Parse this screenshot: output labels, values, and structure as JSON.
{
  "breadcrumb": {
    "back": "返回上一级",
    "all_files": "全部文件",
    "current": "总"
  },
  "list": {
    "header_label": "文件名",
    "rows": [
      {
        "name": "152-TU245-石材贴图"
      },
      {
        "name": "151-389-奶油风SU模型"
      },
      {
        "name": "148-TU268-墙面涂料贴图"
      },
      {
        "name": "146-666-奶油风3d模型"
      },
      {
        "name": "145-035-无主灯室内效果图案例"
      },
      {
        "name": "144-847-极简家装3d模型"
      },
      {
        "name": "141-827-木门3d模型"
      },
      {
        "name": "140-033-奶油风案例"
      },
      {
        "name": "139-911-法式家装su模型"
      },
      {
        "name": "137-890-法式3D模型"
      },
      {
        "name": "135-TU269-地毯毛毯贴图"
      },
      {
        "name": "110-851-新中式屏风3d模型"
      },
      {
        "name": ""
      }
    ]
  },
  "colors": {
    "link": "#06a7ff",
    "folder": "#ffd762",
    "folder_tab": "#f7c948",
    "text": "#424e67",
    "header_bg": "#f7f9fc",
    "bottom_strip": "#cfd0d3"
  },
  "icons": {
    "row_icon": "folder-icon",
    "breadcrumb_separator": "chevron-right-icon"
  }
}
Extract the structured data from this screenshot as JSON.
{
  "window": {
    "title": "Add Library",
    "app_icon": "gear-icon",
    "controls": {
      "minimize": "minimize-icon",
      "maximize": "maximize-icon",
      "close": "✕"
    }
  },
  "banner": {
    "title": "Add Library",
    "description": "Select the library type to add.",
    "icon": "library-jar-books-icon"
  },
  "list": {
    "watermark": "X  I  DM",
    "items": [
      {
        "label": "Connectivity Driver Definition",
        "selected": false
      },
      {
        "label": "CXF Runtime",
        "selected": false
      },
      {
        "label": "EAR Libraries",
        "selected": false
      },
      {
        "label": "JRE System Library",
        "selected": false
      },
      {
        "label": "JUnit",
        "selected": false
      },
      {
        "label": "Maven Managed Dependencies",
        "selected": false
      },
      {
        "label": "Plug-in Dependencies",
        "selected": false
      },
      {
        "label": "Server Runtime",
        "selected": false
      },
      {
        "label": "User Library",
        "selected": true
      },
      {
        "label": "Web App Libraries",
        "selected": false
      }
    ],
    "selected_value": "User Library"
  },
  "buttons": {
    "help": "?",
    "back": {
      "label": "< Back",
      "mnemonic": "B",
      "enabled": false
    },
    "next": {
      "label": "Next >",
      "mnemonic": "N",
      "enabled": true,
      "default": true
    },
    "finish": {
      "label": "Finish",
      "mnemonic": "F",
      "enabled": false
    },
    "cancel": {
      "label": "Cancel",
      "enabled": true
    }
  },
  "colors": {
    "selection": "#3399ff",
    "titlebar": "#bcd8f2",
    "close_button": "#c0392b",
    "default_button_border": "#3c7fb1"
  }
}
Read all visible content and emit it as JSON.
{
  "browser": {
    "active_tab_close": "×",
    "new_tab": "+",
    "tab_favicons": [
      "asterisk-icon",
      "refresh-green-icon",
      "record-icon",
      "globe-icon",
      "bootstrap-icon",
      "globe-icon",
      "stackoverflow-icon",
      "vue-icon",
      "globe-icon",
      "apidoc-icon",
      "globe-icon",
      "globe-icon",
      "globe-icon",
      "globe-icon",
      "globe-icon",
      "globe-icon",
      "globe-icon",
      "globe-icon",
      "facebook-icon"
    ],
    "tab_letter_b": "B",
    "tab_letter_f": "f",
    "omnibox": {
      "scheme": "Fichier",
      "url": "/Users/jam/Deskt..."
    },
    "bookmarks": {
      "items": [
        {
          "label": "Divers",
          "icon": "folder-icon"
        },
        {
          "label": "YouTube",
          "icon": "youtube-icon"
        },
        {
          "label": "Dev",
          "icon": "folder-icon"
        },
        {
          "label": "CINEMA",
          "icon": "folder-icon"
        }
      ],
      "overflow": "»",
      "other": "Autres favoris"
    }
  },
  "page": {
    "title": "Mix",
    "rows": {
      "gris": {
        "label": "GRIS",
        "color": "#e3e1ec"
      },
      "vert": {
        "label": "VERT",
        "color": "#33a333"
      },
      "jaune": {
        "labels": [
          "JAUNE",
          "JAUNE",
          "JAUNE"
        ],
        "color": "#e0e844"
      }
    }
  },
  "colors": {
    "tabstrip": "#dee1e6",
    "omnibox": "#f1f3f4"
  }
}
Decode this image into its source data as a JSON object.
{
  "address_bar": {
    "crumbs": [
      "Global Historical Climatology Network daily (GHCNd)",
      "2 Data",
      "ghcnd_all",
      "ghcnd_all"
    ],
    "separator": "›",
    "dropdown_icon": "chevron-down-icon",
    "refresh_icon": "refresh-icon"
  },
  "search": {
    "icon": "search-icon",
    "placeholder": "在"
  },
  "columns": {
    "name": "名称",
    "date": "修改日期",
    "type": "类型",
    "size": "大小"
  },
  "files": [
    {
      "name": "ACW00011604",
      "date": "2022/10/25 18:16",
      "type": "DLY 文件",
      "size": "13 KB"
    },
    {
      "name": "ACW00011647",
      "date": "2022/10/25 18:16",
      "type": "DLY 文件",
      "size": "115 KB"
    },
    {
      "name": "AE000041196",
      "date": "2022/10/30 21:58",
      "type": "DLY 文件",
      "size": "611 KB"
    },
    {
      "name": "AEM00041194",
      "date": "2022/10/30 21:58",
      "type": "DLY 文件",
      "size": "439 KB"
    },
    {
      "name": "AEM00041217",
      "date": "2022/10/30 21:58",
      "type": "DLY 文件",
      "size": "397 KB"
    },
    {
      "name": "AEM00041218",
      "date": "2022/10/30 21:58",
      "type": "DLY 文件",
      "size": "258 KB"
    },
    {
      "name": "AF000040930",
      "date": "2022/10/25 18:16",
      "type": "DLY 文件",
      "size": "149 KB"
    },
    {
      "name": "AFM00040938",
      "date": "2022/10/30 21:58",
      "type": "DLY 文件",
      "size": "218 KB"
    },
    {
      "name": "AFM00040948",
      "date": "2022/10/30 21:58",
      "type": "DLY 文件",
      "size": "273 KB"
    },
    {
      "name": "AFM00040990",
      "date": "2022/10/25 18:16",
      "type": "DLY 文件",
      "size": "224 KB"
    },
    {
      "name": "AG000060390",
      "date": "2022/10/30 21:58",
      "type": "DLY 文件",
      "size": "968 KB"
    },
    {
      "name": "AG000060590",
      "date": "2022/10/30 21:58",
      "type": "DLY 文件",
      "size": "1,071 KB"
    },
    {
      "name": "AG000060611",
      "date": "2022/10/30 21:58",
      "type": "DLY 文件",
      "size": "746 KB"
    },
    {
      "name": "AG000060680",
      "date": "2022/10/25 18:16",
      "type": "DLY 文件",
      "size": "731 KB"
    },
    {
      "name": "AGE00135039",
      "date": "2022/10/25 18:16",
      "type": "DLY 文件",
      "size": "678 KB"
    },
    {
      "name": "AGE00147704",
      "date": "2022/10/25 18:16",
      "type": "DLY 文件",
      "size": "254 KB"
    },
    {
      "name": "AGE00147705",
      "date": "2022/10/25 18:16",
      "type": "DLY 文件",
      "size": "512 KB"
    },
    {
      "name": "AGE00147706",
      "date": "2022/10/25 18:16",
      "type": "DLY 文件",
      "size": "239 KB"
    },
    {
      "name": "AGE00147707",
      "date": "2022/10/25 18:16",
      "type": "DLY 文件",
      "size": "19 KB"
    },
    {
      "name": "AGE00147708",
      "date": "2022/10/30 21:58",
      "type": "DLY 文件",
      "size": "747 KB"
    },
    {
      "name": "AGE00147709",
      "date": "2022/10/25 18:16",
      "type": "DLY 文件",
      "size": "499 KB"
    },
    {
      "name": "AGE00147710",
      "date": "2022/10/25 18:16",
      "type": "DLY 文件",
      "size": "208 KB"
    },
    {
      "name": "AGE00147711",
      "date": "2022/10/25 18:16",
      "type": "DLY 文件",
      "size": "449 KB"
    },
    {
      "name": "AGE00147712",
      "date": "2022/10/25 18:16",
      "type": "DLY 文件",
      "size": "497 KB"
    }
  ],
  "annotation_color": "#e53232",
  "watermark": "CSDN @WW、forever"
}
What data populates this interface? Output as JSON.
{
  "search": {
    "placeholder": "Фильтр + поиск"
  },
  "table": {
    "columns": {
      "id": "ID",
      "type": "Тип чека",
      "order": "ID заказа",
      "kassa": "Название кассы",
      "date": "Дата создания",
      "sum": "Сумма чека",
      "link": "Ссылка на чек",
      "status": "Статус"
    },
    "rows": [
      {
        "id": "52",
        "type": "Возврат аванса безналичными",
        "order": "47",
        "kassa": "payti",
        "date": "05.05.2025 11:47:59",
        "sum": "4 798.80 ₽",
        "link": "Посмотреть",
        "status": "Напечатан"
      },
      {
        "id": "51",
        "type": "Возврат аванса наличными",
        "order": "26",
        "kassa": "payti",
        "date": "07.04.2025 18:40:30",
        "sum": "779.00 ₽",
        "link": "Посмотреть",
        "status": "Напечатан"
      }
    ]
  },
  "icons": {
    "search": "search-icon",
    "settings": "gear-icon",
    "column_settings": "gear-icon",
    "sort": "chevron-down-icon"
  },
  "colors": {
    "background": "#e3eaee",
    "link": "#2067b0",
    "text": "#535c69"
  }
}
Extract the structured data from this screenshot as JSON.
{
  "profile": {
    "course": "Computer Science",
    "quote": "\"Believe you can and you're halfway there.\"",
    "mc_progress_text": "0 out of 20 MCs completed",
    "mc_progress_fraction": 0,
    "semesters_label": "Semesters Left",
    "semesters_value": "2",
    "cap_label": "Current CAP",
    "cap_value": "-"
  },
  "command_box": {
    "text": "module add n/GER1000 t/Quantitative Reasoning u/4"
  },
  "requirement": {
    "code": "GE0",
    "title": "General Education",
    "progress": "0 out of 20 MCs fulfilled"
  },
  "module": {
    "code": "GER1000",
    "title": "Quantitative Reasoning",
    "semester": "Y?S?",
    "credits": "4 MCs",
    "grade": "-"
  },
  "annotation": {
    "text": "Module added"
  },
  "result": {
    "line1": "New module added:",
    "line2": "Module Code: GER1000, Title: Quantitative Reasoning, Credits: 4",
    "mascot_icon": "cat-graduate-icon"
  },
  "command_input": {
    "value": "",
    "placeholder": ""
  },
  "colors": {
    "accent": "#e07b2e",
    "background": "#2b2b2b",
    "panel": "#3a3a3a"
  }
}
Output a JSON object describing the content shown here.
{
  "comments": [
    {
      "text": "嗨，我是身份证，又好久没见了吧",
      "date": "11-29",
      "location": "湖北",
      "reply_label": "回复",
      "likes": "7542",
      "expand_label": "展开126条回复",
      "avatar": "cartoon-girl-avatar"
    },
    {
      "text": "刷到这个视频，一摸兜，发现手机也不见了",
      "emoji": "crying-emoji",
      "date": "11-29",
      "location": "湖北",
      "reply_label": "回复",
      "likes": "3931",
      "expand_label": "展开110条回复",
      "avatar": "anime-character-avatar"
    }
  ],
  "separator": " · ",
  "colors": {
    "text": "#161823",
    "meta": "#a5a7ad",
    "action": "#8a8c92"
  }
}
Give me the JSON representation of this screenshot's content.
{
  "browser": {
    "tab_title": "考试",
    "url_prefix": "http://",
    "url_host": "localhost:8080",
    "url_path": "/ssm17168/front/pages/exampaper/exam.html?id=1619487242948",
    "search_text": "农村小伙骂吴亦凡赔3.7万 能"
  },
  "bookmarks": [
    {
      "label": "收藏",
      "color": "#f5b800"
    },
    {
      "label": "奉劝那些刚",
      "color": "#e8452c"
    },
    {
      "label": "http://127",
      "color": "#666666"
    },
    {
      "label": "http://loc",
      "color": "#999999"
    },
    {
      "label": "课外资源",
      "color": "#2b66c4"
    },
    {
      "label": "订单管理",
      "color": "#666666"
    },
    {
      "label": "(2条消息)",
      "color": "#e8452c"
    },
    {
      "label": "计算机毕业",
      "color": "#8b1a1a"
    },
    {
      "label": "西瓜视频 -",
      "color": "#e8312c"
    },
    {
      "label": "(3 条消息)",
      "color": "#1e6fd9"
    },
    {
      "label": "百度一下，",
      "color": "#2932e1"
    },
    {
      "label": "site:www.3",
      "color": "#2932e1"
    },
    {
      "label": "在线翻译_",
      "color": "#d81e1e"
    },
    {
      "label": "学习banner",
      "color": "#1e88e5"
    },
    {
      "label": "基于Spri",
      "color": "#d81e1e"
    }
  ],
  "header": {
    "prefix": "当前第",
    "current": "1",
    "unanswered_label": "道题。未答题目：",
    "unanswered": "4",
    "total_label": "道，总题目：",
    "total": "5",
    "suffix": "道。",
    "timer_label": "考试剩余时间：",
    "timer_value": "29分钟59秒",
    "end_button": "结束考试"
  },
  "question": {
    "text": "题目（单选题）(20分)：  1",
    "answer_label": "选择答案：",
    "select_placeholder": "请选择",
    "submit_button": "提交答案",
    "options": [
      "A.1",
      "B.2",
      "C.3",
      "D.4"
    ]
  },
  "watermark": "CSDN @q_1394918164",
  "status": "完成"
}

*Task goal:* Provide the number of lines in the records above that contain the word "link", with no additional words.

*Task answer:* 5